All of this is to say that search is still very much alive and well in the age of social media. In fact, it may be more important than ever since most social media players can’t even figure out how to index and search their own stuff effectively (wink, wink Twitter).

Honestly, I could care less if this was planned because it is probably a conversation that has been a long time coming.

Your thoughts?

  • welcome to 2011.. the year of search. =)

    • LOL! Somebody needs to pay attention again, right?!

  • I read the SEL article and I think Google is like the boy crying wolf. Besides that Google is built on others content, they also use others’ signals for quality. They have used Yahoo’s and DMOZ’ directory. They recently announced to using Twitter’s info and would like to have Facebook in their arsenal.

    I really think they are crying over nothing.
    cd :O)

    • @Jumbo – Do you think they are crying or is this all just a play to make search interesting again? Honestly, Bing will not suffer from this if people think they are ‘cheating’ because they will see it like you do. Bing needs any publicity. In the end too they will stay with Google for the most part. It’s almost like a ‘united search’ PR play.

      Some people are saying Google will look bad. To whom? The industry? Who cares?!?! The industry is an incredibly small percentage of the people that use the service. Headlines in the WSJ or where ever else will translate to stock price impact etc etc and make search a front line player again.

      Interesting but in the end just a ploy to make people pay attention.
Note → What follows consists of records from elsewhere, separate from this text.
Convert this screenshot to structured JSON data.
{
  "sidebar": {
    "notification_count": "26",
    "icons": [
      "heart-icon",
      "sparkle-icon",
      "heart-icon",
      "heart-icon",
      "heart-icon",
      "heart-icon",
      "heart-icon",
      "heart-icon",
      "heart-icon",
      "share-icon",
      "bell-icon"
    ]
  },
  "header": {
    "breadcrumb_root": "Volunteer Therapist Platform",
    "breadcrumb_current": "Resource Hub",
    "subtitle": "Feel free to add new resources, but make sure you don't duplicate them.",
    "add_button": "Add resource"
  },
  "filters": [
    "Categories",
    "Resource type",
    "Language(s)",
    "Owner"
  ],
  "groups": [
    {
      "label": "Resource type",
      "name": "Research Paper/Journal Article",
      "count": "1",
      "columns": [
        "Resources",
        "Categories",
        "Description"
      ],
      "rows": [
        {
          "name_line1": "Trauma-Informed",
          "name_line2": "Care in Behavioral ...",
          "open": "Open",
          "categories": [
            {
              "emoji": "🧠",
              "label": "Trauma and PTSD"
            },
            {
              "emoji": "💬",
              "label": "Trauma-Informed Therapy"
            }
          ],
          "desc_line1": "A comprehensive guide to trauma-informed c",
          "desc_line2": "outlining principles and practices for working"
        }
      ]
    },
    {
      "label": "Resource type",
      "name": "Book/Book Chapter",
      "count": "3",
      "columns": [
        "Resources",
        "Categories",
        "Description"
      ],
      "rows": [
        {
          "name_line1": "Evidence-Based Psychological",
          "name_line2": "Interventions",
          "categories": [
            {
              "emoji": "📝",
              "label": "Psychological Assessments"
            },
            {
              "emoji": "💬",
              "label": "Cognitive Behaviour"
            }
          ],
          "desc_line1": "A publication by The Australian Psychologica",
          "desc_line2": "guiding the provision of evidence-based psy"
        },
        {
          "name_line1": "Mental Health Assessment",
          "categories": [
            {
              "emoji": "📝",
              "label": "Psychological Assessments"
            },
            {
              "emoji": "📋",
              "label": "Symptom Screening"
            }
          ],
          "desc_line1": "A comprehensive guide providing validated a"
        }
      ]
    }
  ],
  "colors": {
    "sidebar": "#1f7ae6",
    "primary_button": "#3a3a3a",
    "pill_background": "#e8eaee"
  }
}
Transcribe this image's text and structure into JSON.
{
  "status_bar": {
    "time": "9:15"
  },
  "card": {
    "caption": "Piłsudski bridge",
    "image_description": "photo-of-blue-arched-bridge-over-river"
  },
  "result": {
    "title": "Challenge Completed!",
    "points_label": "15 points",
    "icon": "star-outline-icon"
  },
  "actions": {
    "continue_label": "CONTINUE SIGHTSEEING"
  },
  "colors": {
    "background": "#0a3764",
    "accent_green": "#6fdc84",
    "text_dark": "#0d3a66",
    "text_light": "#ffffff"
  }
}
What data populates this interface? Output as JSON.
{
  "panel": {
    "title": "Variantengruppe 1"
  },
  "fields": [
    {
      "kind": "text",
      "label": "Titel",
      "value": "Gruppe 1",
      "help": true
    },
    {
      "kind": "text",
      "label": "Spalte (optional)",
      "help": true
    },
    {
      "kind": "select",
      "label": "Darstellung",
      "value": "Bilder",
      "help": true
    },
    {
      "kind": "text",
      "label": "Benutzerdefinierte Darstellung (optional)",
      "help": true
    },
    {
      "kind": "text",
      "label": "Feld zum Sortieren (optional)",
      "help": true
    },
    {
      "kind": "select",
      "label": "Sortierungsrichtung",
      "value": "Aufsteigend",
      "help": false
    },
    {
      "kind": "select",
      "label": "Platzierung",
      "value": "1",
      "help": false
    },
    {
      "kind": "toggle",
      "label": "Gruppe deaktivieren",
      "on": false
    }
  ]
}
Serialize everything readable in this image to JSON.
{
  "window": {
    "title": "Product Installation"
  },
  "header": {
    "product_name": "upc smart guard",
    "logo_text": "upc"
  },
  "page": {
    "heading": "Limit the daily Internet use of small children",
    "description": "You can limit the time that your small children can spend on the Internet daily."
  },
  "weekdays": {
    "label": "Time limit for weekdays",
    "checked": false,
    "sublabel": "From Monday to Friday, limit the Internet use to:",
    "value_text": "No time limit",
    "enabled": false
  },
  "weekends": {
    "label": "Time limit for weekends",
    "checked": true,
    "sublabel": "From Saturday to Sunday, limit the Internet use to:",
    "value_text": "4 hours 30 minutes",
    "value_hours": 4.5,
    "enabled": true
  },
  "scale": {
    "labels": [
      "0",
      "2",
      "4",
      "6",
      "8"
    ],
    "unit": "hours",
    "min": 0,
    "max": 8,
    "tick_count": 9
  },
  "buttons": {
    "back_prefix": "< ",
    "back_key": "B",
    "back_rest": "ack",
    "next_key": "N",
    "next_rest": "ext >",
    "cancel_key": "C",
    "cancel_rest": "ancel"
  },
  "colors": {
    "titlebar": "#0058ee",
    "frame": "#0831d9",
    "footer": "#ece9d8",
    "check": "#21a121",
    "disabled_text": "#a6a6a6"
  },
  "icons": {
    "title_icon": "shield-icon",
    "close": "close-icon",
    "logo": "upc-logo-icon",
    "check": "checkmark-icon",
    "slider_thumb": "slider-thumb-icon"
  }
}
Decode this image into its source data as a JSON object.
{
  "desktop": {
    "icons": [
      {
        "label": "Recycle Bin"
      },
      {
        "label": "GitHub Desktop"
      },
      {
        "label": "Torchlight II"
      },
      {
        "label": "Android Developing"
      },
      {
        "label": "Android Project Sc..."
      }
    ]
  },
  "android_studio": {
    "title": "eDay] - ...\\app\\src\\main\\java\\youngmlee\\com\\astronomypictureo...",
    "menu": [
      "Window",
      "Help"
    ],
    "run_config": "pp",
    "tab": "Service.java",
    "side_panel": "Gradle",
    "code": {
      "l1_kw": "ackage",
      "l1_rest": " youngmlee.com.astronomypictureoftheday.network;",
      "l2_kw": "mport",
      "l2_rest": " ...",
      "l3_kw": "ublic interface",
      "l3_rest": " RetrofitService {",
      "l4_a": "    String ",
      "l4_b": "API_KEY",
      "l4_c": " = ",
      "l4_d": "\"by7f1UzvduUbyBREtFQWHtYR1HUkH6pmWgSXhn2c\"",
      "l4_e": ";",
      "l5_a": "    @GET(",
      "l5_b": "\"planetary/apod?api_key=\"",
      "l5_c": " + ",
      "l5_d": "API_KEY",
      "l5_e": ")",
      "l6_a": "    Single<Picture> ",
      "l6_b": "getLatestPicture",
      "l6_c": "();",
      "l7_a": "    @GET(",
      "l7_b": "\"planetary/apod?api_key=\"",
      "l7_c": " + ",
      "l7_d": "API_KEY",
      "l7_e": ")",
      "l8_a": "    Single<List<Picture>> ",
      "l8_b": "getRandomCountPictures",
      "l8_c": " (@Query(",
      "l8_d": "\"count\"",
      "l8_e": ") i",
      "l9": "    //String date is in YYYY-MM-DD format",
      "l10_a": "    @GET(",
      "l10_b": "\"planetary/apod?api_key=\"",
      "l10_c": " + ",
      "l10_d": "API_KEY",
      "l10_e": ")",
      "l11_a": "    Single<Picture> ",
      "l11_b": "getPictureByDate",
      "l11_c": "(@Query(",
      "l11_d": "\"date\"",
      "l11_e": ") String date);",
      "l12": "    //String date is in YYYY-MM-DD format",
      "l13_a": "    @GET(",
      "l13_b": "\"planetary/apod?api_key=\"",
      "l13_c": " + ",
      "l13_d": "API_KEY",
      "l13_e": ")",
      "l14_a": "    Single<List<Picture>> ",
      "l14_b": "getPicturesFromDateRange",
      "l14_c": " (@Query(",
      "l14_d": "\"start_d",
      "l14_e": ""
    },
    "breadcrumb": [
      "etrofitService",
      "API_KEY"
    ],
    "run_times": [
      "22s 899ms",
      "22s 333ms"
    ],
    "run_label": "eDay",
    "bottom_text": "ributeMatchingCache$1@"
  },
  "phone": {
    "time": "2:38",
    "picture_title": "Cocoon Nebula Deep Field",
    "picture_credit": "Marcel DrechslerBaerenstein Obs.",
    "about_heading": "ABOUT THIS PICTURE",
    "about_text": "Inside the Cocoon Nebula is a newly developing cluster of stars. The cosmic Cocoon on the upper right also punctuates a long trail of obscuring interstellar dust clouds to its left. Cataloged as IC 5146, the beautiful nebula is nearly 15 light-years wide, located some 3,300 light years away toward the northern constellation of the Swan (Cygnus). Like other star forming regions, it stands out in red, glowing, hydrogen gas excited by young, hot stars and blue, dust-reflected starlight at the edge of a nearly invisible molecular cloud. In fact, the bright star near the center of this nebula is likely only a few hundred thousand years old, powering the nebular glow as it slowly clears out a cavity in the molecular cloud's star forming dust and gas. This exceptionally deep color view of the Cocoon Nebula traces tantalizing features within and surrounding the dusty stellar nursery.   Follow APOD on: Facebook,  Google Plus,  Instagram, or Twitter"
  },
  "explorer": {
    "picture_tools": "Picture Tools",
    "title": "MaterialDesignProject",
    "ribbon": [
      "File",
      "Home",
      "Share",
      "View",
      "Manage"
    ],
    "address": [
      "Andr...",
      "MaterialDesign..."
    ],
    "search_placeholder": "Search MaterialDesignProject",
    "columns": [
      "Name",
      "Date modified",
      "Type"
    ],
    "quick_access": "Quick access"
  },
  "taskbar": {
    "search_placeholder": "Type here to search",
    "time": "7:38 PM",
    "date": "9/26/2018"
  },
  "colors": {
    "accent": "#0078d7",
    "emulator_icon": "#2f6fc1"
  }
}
  • It’s like when you grow up in school and they tell you not to copy anyone else’s work. It’s a shame we still have to deal with that type of problem as adults.

    • @Alec One thing that you usually don’t hear when it comes to the Internet marketing industry is many people acting like adults so this is par for the course:-)